Movies ahead at Regent Theater:Disney’s PlanesThe WolverinePacific Rim. Rated: PG, 1 hour, 36 minutes.Movie Synopsis: From the makers of Madagascar and Kung Fu Panda, Turbo is a high-velocity comedy about an underdog snail who kicks into overdrive when he miraculously attains the power of super-speed. But after making fast friends wit ha crew of streetwise, tricked-out es-car-goes, Turbo learns that no one succeeds on their own. So he puts his heart and shell on the line to help his pals achieve their dreams, before Turbo-charging his own impossible dream: winning the Indy 500. When: Friday at 2 p.m. and 7 p.m.; Saturday, 2 p.m and 7 p.m.; Sunday, 2 p.m. and 7 p.m. This week at the Regent Theater: “Turbo” (Movie trailer is below).Â Rotten Tomatoes rating (movie critics collective approval ratings): 64%. Audience review: 71% approval. Close Forgot password? Please put in your email: Send me my password! Close message Login This blog post All blog posts Subscribe to this blog post’s comments through… RSS Feed Subscribe via email Subscribe Subscribe to this blog’s comments through… RSS Feed Subscribe via email Subscribe Follow the discussion Comments Logging you in… Close Login to IntenseDebate Or create an account Username or Email: Password: Forgot login? Cancel Login Close WordPress.com Username or Email: Password: Lost your password? Cancel Login Dashboard | Edit profile | Logout Logged in as Admin Options Disable comments for this page Save Settings You are about to flag this comment as being inappropriate.
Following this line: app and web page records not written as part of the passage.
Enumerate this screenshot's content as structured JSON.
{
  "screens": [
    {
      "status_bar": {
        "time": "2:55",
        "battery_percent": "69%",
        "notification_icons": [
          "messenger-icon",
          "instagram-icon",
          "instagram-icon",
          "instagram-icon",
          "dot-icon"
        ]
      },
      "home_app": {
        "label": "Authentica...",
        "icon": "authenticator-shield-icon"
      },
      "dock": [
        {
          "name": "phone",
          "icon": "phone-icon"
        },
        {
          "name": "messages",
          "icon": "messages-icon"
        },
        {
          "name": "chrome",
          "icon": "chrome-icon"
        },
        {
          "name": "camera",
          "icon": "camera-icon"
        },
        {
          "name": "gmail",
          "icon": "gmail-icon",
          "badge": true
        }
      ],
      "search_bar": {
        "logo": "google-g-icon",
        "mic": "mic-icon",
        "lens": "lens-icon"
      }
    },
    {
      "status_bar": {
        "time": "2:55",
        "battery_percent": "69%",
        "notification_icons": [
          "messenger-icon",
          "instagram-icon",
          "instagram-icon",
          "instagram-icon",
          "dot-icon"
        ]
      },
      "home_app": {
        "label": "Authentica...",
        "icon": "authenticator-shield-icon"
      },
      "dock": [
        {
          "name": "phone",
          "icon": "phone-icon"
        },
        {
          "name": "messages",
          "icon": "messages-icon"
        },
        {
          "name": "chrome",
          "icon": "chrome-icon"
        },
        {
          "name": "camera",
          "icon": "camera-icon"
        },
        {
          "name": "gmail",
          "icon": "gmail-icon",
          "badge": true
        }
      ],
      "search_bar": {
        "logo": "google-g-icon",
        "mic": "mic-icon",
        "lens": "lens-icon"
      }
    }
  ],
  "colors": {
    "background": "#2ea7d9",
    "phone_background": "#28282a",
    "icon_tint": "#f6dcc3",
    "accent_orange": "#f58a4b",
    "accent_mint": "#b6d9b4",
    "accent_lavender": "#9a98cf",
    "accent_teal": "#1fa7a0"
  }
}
Please explain why you are flagging this comment in the text box below and submit your report. The blog admin will be notified. Thank you for your input. There are no comments posted yet. Be the first one! Post a new comment Enter text right here! Comment as a Guest, or login: Login to IntenseDebate Login to WordPress.com Login to Twitter Go back Tweet this comment Connected as (Logout) Email (optional) Not displayed publicly. Name Email Website (optional) Displayed next to your comments. Not displayed publicly. If you have a website, link to it here. Posting anonymously. Tweet this comment Submit Comment Subscribe to None Replies All new comments Comments by IntenseDebate Enter text right here! Reply as a Guest, or login: Login to IntenseDebate Login to WordPress.com Login to Twitter Go back Tweet this comment Connected as (Logout) Email (optional) Not displayed publicly. Name Email Website (optional) Displayed next to your comments. Not displayed publicly. If you have a website, link to it here. Posting anonymously. Tweet this comment Cancel Submit Comment Subscribe to None Replies All new comments